Adobe Photoshop has long been considered essential 1… for graphic design. It is sold on its own, or as part of Adobe’s Creative Suite, which also includes Illustrator, InDesign, Flash, Dreamweaver, Acrobat Pro and several other tools. Photoshop’s primary 2… include photo editing, website design, and the creation of elements for any type of project. It is also commonly used to 3… layouts for design, such as posters and business cards, although Illustrator or InDesign are often better for those tasks.
Photoshop is called Photoshop for a reason that it is an excellent 4… for editing photos. If a designer is preparing a digital or scanned photograph for use in a project, whether it is a website, brochure, book design or packaging, the first step is often to bring it into 5…. Using a variety of tools within the software, a designer can:
· Crop photos.
· Resize photos.
· Adjust and correct colors.
· Touch-up photos, such as “erasing” 6… or removing a tear or fold.
· Apply a large selection of 7… such as “watercolor” for special effects and styles.
· Optimize photos for the web by choosing 8… formats and reducing 9… size.
· Save photos in a variety of formats for use in print projects.
· Use their creativity to perform 10… tasks.
XVI. Read Text III, be ready with the annotation.
THE GRAPHIC DESIGN PROCESS
When starting a new design project, there are steps of the graphic design process to follow that will help you to achieve the best results. Rather than jump right into a graphics software program to try to create a final version, you can save yourself time and energy by first researching the topic, finalizing your content, starting with simple sketches and getting several rounds of approval on designs.
Before you can start a project you of course need to know what your client needs. Gathering information is the first step of the graphic design process. When approached for a new job, set up a meeting to discuss the scope of the work. Be sure to gather as much information as possible:
Aside from the product your client needs (such as a logo or a website), ask questions such as:
· Who is the audience?
· What is the message?
· How many pages is the piece?
· What are the dimensions?
· Is there a specific budget?
· Is there a deadline for completion?
· Can the client provide examples of design they like?
· Is there an existing corporate brand that needs to be matched?
Take detailed notes, which you can use later for the next step of the design process.
Create an Outline
Using the information collected in your meeting you'll be able to develop an outline of the content and goal of the project, which you can present to your client for approval before proceeding. For a website, include all of the major sections and the content for each. Include the dimensions and technical specifications for print or web work as well. Present this outline to your client, and ask for any changes. Once this is finalized, you know you are in agreement on what the piece will include and can proceed to the next step of the graphic design process.
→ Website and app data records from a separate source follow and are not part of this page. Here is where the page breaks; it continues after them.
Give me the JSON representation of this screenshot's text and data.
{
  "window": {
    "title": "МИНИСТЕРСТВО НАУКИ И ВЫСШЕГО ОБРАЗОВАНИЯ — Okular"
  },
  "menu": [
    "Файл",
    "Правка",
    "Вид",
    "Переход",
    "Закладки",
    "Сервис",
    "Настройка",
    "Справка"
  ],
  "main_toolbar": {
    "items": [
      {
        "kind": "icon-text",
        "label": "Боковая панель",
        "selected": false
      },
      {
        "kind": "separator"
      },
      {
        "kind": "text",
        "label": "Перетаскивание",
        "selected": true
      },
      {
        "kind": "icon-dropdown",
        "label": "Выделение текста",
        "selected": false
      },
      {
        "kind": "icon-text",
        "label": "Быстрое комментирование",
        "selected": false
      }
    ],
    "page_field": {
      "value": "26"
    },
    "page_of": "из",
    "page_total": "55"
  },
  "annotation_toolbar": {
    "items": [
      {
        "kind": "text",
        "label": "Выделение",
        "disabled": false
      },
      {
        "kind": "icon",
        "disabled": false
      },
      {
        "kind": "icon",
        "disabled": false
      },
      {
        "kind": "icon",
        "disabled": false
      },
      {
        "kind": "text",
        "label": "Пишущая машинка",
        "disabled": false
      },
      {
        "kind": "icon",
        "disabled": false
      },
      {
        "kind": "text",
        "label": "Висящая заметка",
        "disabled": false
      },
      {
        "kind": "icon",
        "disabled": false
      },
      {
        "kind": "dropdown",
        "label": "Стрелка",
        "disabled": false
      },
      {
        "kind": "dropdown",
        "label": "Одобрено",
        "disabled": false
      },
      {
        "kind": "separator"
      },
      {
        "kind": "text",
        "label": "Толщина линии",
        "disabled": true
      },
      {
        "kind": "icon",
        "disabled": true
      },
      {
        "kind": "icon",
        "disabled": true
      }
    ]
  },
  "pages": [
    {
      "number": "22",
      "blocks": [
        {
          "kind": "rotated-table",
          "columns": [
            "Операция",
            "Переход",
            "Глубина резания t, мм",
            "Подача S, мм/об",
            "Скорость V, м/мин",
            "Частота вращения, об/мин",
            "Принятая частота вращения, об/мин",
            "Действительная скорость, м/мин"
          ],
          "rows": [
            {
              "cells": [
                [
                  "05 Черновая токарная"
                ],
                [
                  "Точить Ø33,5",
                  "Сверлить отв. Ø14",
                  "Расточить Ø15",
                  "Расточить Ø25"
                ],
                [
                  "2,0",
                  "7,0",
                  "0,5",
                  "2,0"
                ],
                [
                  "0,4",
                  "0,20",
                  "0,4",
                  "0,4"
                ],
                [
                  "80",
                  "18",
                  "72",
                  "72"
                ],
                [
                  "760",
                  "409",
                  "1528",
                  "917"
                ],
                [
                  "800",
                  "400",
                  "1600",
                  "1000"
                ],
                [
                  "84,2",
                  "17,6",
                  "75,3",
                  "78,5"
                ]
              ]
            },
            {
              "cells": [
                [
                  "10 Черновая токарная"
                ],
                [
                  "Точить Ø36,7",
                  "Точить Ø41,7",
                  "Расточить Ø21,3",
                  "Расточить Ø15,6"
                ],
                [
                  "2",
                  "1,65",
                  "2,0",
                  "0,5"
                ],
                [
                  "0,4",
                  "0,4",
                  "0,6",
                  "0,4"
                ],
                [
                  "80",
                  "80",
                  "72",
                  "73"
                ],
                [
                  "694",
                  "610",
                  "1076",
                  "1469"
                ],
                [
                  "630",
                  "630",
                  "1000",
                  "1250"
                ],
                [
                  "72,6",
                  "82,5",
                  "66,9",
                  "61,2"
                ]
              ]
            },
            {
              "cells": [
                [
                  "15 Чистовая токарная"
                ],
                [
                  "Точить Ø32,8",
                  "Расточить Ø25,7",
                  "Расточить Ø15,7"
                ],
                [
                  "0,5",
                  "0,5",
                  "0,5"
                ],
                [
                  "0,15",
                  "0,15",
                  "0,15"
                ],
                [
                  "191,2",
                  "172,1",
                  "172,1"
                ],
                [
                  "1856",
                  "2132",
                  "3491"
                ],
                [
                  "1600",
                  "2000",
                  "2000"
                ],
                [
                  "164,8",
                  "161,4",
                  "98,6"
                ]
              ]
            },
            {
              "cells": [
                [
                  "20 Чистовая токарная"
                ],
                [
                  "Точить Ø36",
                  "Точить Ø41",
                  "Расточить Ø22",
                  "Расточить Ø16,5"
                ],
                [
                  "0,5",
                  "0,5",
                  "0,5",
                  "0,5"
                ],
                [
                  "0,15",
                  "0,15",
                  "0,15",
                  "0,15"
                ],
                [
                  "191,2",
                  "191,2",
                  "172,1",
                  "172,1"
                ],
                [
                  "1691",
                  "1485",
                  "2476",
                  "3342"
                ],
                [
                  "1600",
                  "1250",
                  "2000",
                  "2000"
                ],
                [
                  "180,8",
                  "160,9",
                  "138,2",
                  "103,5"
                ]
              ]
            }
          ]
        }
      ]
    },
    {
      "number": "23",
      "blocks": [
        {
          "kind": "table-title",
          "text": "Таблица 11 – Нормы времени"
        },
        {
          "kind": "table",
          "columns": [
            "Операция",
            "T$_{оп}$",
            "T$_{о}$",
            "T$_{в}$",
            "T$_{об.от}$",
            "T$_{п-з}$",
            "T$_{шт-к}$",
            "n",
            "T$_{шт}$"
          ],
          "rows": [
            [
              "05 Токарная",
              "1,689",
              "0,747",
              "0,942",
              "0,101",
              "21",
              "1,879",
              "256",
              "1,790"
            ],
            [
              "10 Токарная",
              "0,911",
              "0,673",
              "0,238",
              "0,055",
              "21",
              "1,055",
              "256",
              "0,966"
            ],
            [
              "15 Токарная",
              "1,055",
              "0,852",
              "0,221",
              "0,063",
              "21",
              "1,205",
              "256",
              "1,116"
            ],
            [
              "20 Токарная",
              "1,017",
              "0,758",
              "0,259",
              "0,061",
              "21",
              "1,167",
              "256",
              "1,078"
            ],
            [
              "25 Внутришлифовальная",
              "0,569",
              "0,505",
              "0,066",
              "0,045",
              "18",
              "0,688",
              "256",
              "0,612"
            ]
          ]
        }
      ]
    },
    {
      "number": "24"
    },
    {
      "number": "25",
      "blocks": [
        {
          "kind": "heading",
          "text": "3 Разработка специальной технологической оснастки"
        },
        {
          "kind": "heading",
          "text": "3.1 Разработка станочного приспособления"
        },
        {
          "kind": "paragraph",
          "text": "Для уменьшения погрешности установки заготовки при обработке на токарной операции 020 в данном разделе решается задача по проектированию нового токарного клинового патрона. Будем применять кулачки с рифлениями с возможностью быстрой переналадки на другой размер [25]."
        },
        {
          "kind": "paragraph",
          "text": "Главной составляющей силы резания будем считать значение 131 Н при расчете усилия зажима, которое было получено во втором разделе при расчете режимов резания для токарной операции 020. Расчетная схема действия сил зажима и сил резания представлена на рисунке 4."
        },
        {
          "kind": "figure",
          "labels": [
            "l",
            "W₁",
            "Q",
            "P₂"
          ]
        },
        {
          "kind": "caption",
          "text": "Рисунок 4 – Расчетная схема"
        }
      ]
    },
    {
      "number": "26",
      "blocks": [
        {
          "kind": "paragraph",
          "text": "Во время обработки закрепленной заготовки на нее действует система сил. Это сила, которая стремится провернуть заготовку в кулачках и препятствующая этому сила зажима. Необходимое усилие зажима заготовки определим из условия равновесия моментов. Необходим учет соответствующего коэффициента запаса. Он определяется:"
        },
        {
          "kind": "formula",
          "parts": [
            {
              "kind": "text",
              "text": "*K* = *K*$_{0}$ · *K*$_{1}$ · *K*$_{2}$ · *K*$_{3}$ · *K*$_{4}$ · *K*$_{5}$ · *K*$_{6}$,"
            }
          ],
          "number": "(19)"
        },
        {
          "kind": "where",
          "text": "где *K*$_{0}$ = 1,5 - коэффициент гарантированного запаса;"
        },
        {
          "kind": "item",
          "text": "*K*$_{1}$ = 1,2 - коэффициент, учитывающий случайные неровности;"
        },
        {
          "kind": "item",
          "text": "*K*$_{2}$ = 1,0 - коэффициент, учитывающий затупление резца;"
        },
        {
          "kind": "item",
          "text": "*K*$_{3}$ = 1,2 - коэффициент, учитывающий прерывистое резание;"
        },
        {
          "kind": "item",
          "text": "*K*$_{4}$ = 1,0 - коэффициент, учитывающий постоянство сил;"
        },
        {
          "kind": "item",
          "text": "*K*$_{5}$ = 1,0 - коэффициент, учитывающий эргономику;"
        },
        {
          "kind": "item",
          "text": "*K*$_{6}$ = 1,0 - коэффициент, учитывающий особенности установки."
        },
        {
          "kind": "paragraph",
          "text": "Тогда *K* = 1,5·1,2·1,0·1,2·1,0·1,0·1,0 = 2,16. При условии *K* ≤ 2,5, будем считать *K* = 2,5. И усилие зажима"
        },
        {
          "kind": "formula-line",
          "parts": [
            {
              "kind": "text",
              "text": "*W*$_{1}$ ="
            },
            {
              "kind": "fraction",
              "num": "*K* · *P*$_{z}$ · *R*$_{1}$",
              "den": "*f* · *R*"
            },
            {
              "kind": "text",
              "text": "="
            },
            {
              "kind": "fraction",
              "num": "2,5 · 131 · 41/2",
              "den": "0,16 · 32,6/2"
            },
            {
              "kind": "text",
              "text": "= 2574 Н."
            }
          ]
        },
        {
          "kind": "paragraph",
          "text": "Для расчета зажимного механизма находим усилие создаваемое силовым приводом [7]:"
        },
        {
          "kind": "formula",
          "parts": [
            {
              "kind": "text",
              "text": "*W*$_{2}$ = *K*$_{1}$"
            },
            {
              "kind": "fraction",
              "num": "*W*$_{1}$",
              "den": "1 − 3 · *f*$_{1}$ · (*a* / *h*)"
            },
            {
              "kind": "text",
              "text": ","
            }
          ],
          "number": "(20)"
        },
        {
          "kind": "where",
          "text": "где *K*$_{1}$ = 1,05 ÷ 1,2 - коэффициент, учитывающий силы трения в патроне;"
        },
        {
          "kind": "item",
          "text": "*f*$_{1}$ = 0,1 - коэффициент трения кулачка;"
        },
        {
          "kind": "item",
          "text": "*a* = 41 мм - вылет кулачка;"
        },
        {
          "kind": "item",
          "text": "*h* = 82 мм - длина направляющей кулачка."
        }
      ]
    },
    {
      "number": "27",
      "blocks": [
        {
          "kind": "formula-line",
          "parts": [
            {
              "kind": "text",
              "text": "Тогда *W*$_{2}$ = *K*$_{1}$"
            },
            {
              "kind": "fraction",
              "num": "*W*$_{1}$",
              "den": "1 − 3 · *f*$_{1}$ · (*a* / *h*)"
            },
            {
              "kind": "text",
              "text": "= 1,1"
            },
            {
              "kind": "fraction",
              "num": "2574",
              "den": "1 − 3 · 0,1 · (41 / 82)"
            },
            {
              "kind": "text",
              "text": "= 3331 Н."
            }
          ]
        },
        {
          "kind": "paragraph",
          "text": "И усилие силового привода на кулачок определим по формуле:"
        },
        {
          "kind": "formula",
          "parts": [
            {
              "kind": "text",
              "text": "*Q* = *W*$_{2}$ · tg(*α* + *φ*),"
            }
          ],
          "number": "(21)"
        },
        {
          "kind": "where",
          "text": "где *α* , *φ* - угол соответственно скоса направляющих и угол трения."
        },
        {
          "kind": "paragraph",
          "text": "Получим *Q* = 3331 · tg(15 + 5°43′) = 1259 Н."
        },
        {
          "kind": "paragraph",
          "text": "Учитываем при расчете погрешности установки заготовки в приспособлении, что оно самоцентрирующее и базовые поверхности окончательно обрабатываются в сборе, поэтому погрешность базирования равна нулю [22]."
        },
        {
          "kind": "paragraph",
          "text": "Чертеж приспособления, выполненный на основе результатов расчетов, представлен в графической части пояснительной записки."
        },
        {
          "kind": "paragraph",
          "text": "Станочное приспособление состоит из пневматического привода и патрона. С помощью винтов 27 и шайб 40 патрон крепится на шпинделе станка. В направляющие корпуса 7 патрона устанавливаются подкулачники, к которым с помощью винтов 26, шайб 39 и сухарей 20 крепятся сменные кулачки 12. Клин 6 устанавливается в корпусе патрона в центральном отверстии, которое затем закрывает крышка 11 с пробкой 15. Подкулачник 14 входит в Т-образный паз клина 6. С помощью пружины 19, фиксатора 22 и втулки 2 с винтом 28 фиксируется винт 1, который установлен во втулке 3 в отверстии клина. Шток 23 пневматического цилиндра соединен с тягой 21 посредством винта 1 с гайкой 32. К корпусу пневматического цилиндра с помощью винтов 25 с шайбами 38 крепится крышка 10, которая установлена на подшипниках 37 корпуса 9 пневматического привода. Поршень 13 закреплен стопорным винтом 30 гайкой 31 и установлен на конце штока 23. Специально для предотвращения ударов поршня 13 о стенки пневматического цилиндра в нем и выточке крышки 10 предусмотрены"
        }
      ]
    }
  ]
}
NOTE: It is at this time that you would provide a proposal to your client as well, including the cost and timeframe for the work, but here we are focusing on the design process.
Harness Your Creativity!
Design should be creative! Before moving on to the design itself (don't worry, that's next) take some time to think about creative solutions for the project. You can use the client's examples of favorite work as guidelines for what they like and don't like, but your goal should be to come up with something new and different that will separate them from the rest (unless of course they specifically asked to fit in). Ways to get the creative juices flowing include:
· Brainstorming: Get together with a group and throw out any and all ideas.
· Visit a museum: Get inspired by the originals.
· Read a book: Something as small as a color or shape in a graphic design book could spark a completely original idea.
· Take a walk: Sometimes its best to get outside and watch the world...you never know what will spark your imagination.
· Draw: Even if you're not an “artist”, doodle some ideas on a page.
If you have some ideas for the project it's time to start creating a structured layout.